Task to carry out
Report each line from the entries in which "ship" can be found.

===============

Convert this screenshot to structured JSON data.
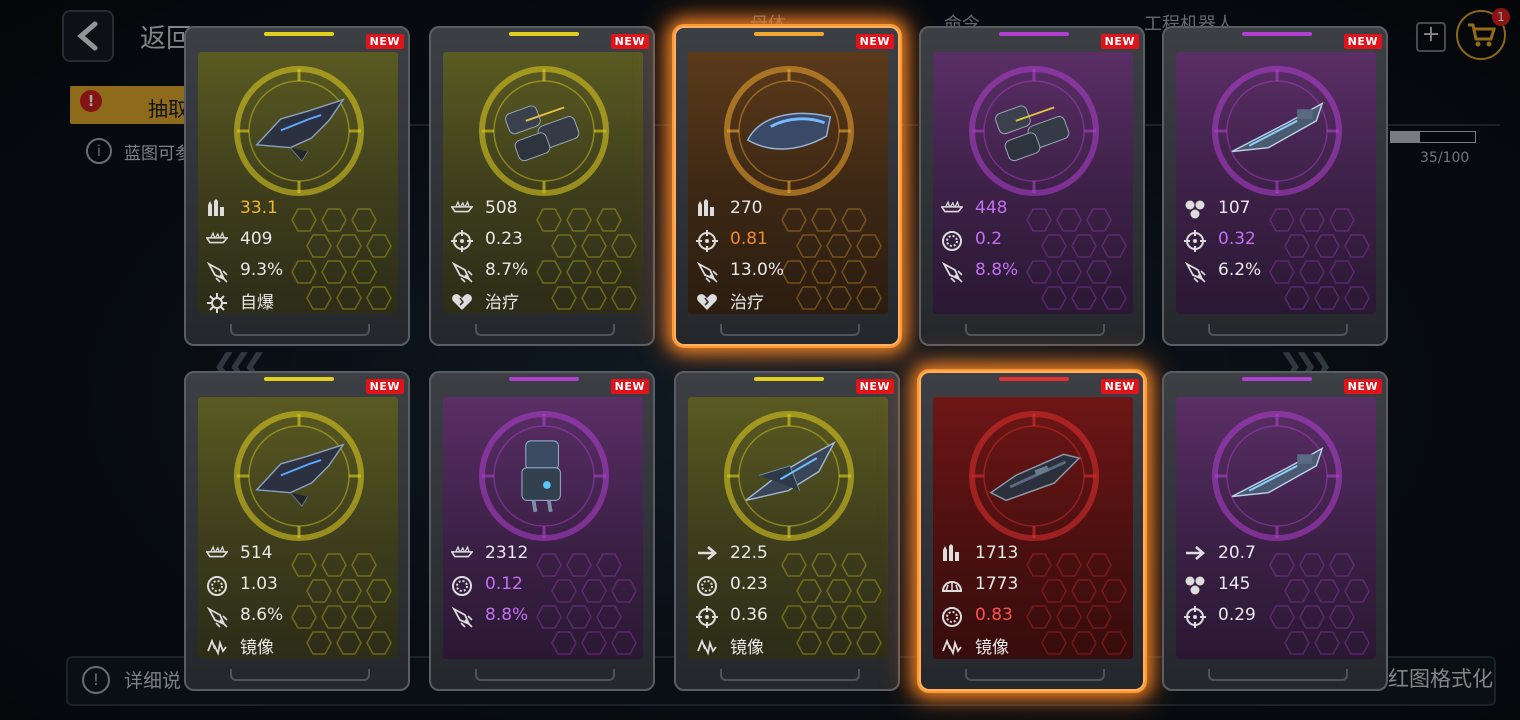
{
  "background": {
    "back_label": "返回",
    "nav": [
      "母体",
      "命令",
      "工程机器人"
    ],
    "cart_badge": "1",
    "tab_label": "抽取",
    "info_text": "蓝图可参",
    "progress": {
      "text": "35/100",
      "value": 0.35
    },
    "bottom_text": "详细说",
    "bottom_right": "红图格式化"
  },
  "cards": [
    {
      "rarity": "yellow",
      "new": "NEW",
      "ship": "fighter",
      "stats": [
        {
          "icon": "ammo",
          "value": "33.1",
          "color": "#f0b92a"
        },
        {
          "icon": "hull",
          "value": "409",
          "color": "#e8e8e8"
        },
        {
          "icon": "missile",
          "value": "9.3%",
          "color": "#e8e8e8"
        },
        {
          "icon": "explode",
          "value": "自爆",
          "color": "#e8e8e8"
        }
      ]
    },
    {
      "rarity": "yellow",
      "new": "NEW",
      "ship": "carrier",
      "stats": [
        {
          "icon": "hull",
          "value": "508",
          "color": "#e8e8e8"
        },
        {
          "icon": "crosshair",
          "value": "0.23",
          "color": "#e8e8e8"
        },
        {
          "icon": "missile",
          "value": "8.7%",
          "color": "#e8e8e8"
        },
        {
          "icon": "heal",
          "value": "治疗",
          "color": "#e8e8e8"
        }
      ]
    },
    {
      "rarity": "orange",
      "new": "NEW",
      "ship": "pod",
      "selected": true,
      "stats": [
        {
          "icon": "ammo",
          "value": "270",
          "color": "#e8e8e8"
        },
        {
          "icon": "crosshair",
          "value": "0.81",
          "color": "#f08a2a"
        },
        {
          "icon": "missile",
          "value": "13.0%",
          "color": "#e8e8e8"
        },
        {
          "icon": "heal",
          "value": "治疗",
          "color": "#e8e8e8"
        }
      ]
    },
    {
      "rarity": "purple",
      "new": "NEW",
      "ship": "carrier",
      "stats": [
        {
          "icon": "hull",
          "value": "448",
          "color": "#c070f0"
        },
        {
          "icon": "shield",
          "value": "0.2",
          "color": "#c070f0"
        },
        {
          "icon": "missile",
          "value": "8.8%",
          "color": "#c070f0"
        }
      ]
    },
    {
      "rarity": "purple",
      "new": "NEW",
      "ship": "corvette",
      "stats": [
        {
          "icon": "cluster",
          "value": "107",
          "color": "#e8e8e8"
        },
        {
          "icon": "crosshair",
          "value": "0.32",
          "color": "#c070f0"
        },
        {
          "icon": "missile",
          "value": "6.2%",
          "color": "#e8e8e8"
        }
      ]
    },
    {
      "rarity": "yellow",
      "new": "NEW",
      "ship": "fighter",
      "stats": [
        {
          "icon": "hull",
          "value": "514",
          "color": "#e8e8e8"
        },
        {
          "icon": "shield",
          "value": "1.03",
          "color": "#e8e8e8"
        },
        {
          "icon": "missile",
          "value": "8.6%",
          "color": "#e8e8e8"
        },
        {
          "icon": "mirror",
          "value": "镜像",
          "color": "#e8e8e8"
        }
      ]
    },
    {
      "rarity": "purple",
      "new": "NEW",
      "ship": "mech",
      "stats": [
        {
          "icon": "hull",
          "value": "2312",
          "color": "#e8e8e8"
        },
        {
          "icon": "shield",
          "value": "0.12",
          "color": "#c070f0"
        },
        {
          "icon": "missile",
          "value": "8.8%",
          "color": "#c070f0"
        }
      ]
    },
    {
      "rarity": "yellow",
      "new": "NEW",
      "ship": "interceptor",
      "stats": [
        {
          "icon": "speed",
          "value": "22.5",
          "color": "#e8e8e8"
        },
        {
          "icon": "shield",
          "value": "0.23",
          "color": "#e8e8e8"
        },
        {
          "icon": "crosshair",
          "value": "0.36",
          "color": "#e8e8e8"
        },
        {
          "icon": "mirror",
          "value": "镜像",
          "color": "#e8e8e8"
        }
      ]
    },
    {
      "rarity": "red",
      "new": "NEW",
      "ship": "frigate",
      "selected": true,
      "stats": [
        {
          "icon": "ammo",
          "value": "1713",
          "color": "#e8e8e8"
        },
        {
          "icon": "armor",
          "value": "1773",
          "color": "#e8e8e8"
        },
        {
          "icon": "shield",
          "value": "0.83",
          "color": "#ff5050"
        },
        {
          "icon": "mirror",
          "value": "镜像",
          "color": "#e8e8e8"
        }
      ]
    },
    {
      "rarity": "purple",
      "new": "NEW",
      "ship": "corvette",
      "stats": [
        {
          "icon": "speed",
          "value": "20.7",
          "color": "#e8e8e8"
        },
        {
          "icon": "cluster",
          "value": "145",
          "color": "#e8e8e8"
        },
        {
          "icon": "crosshair",
          "value": "0.29",
          "color": "#e8e8e8"
        }
      ]
    }
  ],
  "colors": {
    "yellow": "#e2d020",
    "orange": "#f0a830",
    "purple": "#b040d0",
    "red": "#e03030"
  }
}
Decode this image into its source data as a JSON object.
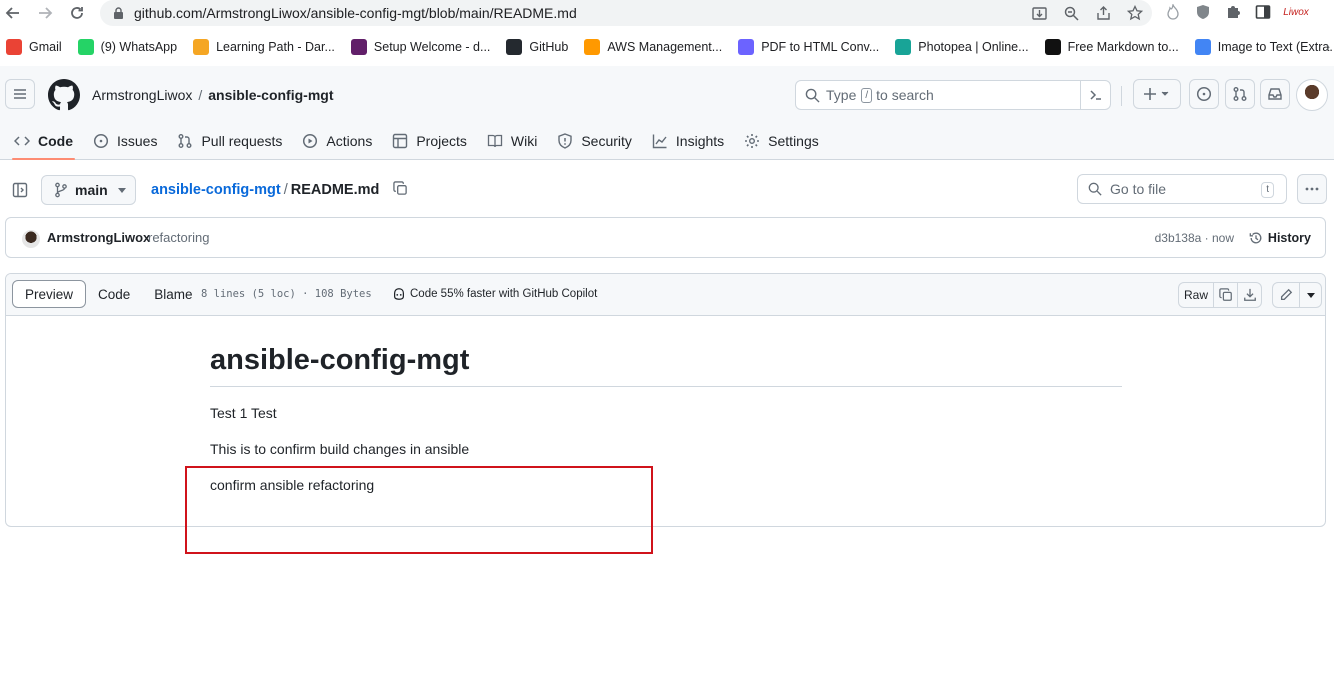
{
  "browser": {
    "url": "github.com/ArmstrongLiwox/ansible-config-mgt/blob/main/README.md",
    "profile_label": "Liwox",
    "bookmarks": [
      {
        "label": "Gmail",
        "icon": "gmail-icon",
        "color": "#ea4335"
      },
      {
        "label": "(9) WhatsApp",
        "icon": "whatsapp-icon",
        "color": "#25d366"
      },
      {
        "label": "Learning Path - Dar...",
        "icon": "darey-icon",
        "color": "#f5a623"
      },
      {
        "label": "Setup Welcome - d...",
        "icon": "slack-icon",
        "color": "#611f69"
      },
      {
        "label": "GitHub",
        "icon": "github-icon",
        "color": "#24292f"
      },
      {
        "label": "AWS Management...",
        "icon": "aws-icon",
        "color": "#ff9900"
      },
      {
        "label": "PDF to HTML Conv...",
        "icon": "pdf-icon",
        "color": "#6c63ff"
      },
      {
        "label": "Photopea | Online...",
        "icon": "photopea-icon",
        "color": "#18a497"
      },
      {
        "label": "Free Markdown to...",
        "icon": "markdown-icon",
        "color": "#111111"
      },
      {
        "label": "Image to Text (Extra...",
        "icon": "image-to-text-icon",
        "color": "#4285f4"
      }
    ]
  },
  "header": {
    "owner": "ArmstrongLiwox",
    "separator": "/",
    "repo": "ansible-config-mgt",
    "search_prefix": "Type",
    "search_key": "/",
    "search_suffix": "to search",
    "tabs": [
      {
        "label": "Code",
        "icon": "code-icon",
        "active": true
      },
      {
        "label": "Issues",
        "icon": "issue-icon"
      },
      {
        "label": "Pull requests",
        "icon": "pull-request-icon"
      },
      {
        "label": "Actions",
        "icon": "play-icon"
      },
      {
        "label": "Projects",
        "icon": "table-icon"
      },
      {
        "label": "Wiki",
        "icon": "book-icon"
      },
      {
        "label": "Security",
        "icon": "shield-icon"
      },
      {
        "label": "Insights",
        "icon": "graph-icon"
      },
      {
        "label": "Settings",
        "icon": "gear-icon"
      }
    ]
  },
  "file_nav": {
    "branch": "main",
    "repo_link": "ansible-config-mgt",
    "separator": "/",
    "file_name": "README.md",
    "goto_placeholder": "Go to file",
    "goto_key": "t"
  },
  "commit": {
    "author": "ArmstrongLiwox",
    "message": "refactoring",
    "meta": "d3b138a · now",
    "history_label": "History"
  },
  "file_toolbar": {
    "views": [
      "Preview",
      "Code",
      "Blame"
    ],
    "active_view": "Preview",
    "info": "8 lines (5 loc) · 108 Bytes",
    "copilot": "Code 55% faster with GitHub Copilot",
    "raw_label": "Raw"
  },
  "readme": {
    "title": "ansible-config-mgt",
    "paragraphs": [
      "Test 1 Test",
      "This is to confirm build changes in ansible",
      "confirm ansible refactoring"
    ]
  },
  "colors": {
    "link": "#0969da",
    "active_tab_underline": "#fd8c73",
    "annotation_box": "#d0131b"
  }
}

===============

Exercise result
      "ship": "fighter",
      "ship": "carrier",
      "ship": "pod",
      "ship": "carrier",
      "ship": "corvette",
      "ship": "fighter",
      "ship": "mech",
      "ship": "interceptor",
      "ship": "frigate",
      "ship": "corvette",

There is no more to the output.